Start by picking four or five of the most important ones to you and write them down. If you’re in a relationship, I suggest you do this separately then compare notes.

Values can include:


Making a difference



Discuss the common goals you can create to enjoy those important values. It’s unlikely you will share 100% of the same values so compromise is necessary. Talk about how you can divide your resources (financial and time) between joint values and those you don’t share. This may not be easy, but if you’re both open-minded it’ll be well worth it.

The challenge is to ensure you stay on course and as true to both of your shared values as possible. The world is full of distractions and it’s easy to be pulled into the patterns and examples set by your peer group.

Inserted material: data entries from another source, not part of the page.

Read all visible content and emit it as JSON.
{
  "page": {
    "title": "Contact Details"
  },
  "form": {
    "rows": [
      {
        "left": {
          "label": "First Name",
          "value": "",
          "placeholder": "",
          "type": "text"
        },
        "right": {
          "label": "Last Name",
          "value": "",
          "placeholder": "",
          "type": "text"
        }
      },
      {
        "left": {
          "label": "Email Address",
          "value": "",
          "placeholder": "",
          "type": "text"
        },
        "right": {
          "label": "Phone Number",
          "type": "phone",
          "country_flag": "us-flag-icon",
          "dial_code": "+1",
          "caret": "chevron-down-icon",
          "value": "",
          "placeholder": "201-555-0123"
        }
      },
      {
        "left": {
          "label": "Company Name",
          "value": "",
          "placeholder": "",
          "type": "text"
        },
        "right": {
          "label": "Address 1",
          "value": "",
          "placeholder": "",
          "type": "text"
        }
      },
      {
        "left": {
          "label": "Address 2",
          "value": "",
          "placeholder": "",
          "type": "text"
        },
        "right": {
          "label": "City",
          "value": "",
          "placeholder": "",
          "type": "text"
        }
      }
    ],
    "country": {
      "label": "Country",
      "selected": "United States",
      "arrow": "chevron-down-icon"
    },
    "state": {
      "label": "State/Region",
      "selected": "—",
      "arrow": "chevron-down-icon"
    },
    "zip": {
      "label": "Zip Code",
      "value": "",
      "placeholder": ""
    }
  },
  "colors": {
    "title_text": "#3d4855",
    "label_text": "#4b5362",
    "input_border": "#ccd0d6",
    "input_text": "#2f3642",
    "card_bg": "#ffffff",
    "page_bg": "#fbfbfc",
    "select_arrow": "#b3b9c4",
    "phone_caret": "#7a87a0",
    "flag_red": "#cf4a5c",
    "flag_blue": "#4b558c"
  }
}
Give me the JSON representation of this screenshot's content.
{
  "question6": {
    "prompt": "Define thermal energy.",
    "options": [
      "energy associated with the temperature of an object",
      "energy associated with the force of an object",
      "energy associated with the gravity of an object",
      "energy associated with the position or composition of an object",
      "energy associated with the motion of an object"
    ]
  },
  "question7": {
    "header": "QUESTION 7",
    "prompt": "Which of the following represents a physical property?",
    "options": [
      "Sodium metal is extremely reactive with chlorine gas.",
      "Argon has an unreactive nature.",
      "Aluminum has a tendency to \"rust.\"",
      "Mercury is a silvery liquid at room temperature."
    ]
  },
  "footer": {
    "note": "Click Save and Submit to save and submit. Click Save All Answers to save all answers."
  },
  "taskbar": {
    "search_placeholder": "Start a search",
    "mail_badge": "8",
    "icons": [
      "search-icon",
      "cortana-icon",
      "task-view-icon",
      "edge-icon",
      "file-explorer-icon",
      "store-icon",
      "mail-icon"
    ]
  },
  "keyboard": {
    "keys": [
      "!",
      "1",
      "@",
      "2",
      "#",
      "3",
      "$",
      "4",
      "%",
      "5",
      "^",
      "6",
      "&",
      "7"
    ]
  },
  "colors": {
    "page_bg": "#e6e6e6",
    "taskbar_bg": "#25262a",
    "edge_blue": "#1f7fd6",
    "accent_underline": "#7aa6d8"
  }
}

Stay focused on what’s important to you, or you’ll end up spending more time on things you’re not passionate about.

Keep in mind this isn’t a one-time exercise. As we reach different stages of our lives, some of our values will shift in importance. Even if they don’t, the way they manifest may. When you were younger, excitement may have meant white water rafting or skydiving, while today it means exploring Rome and flying first class.

There’s abundant research suggesting values aren’t things you know intuitively so take the time to learn what your values are. One of the worst things you can do is to spend your life chasing something that leaves you empty once you’ve achieved it.

Don’t let that happen to you!